Your instructions => Could you copy every record below exactly as it stands?

[Data extracted from a collection]
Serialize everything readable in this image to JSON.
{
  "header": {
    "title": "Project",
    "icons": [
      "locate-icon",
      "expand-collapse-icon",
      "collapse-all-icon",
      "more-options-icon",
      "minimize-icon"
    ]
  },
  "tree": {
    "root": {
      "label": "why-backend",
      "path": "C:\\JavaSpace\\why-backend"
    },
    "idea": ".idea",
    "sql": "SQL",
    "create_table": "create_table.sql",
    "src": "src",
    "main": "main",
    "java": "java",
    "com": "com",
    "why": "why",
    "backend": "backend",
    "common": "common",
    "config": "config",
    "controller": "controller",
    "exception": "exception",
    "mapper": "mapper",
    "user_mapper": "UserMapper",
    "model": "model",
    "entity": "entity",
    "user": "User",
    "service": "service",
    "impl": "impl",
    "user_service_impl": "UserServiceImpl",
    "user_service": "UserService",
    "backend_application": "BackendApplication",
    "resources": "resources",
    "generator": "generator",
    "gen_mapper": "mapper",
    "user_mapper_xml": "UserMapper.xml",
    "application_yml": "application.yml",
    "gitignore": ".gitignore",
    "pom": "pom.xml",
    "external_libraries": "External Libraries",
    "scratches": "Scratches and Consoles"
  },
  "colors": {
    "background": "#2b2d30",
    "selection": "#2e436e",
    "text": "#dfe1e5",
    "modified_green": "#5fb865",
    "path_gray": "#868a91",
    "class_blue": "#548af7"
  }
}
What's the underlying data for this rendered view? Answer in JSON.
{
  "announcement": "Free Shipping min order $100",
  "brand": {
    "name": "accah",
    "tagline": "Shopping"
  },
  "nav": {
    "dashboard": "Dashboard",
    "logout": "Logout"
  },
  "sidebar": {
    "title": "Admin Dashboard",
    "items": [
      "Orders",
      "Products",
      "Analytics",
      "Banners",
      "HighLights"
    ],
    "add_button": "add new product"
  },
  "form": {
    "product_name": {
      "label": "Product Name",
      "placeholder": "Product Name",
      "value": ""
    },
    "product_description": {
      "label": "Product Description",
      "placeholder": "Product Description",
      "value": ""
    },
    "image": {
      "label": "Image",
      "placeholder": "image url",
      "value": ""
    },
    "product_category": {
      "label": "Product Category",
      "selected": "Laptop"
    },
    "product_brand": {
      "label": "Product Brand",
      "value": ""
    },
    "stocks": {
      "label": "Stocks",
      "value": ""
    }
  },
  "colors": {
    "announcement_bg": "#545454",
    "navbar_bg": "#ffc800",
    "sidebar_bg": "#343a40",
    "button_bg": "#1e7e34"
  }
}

Response box =>
Serialize everything readable in this image to JSON.
{
  "header": {
    "title": "Project",
    "icons": [
      "locate-icon",
      "expand-collapse-icon",
      "collapse-all-icon",
      "more-options-icon",
      "minimize-icon"
    ]
  },
  "tree": {
    "root": {
      "label": "why-backend",
      "path": "C:\\JavaSpace\\why-backend"
    },
    "idea": ".idea",
    "sql": "SQL",
    "create_table": "create_table.sql",
    "src": "src",
    "main": "main",
    "java": "java",
    "com": "com",
    "why": "why",
    "backend": "backend",
    "common": "common",
    "config": "config",
    "controller": "controller",
    "exception": "exception",
    "mapper": "mapper",
    "user_mapper": "UserMapper",
    "model": "model",
    "entity": "entity",
    "user": "User",
    "service": "service",
    "impl": "impl",
    "user_service_impl": "UserServiceImpl",
    "user_service": "UserService",
    "backend_application": "BackendApplication",
    "resources": "resources",
    "generator": "generator",
    "gen_mapper": "mapper",
    "user_mapper_xml": "UserMapper.xml",
    "application_yml": "application.yml",
    "gitignore": ".gitignore",
    "pom": "pom.xml",
    "external_libraries": "External Libraries",
    "scratches": "Scratches and Consoles"
  },
  "colors": {
    "background": "#2b2d30",
    "selection": "#2e436e",
    "text": "#dfe1e5",
    "modified_green": "#5fb865",
    "path_gray": "#868a91",
    "class_blue": "#548af7"
  }
}
What's the underlying data for this rendered view? Answer in JSON.
{
  "announcement": "Free Shipping min order $100",
  "brand": {
    "name": "accah",
    "tagline": "Shopping"
  },
  "nav": {
    "dashboard": "Dashboard",
    "logout": "Logout"
  },
  "sidebar": {
    "title": "Admin Dashboard",
    "items": [
      "Orders",
      "Products",
      "Analytics",
      "Banners",
      "HighLights"
    ],
    "add_button": "add new product"
  },
  "form": {
    "product_name": {
      "label": "Product Name",
      "placeholder": "Product Name",
      "value": ""
    },
    "product_description": {
      "label": "Product Description",
      "placeholder": "Product Description",
      "value": ""
    },
    "image": {
      "label": "Image",
      "placeholder": "image url",
      "value": ""
    },
    "product_category": {
      "label": "Product Category",
      "selected": "Laptop"
    },
    "product_brand": {
      "label": "Product Brand",
      "value": ""
    },
    "stocks": {
      "label": "Stocks",
      "value": ""
    }
  },
  "colors": {
    "announcement_bg": "#545454",
    "navbar_bg": "#ffc800",
    "sidebar_bg": "#343a40",
    "button_bg": "#1e7e34"
  }
}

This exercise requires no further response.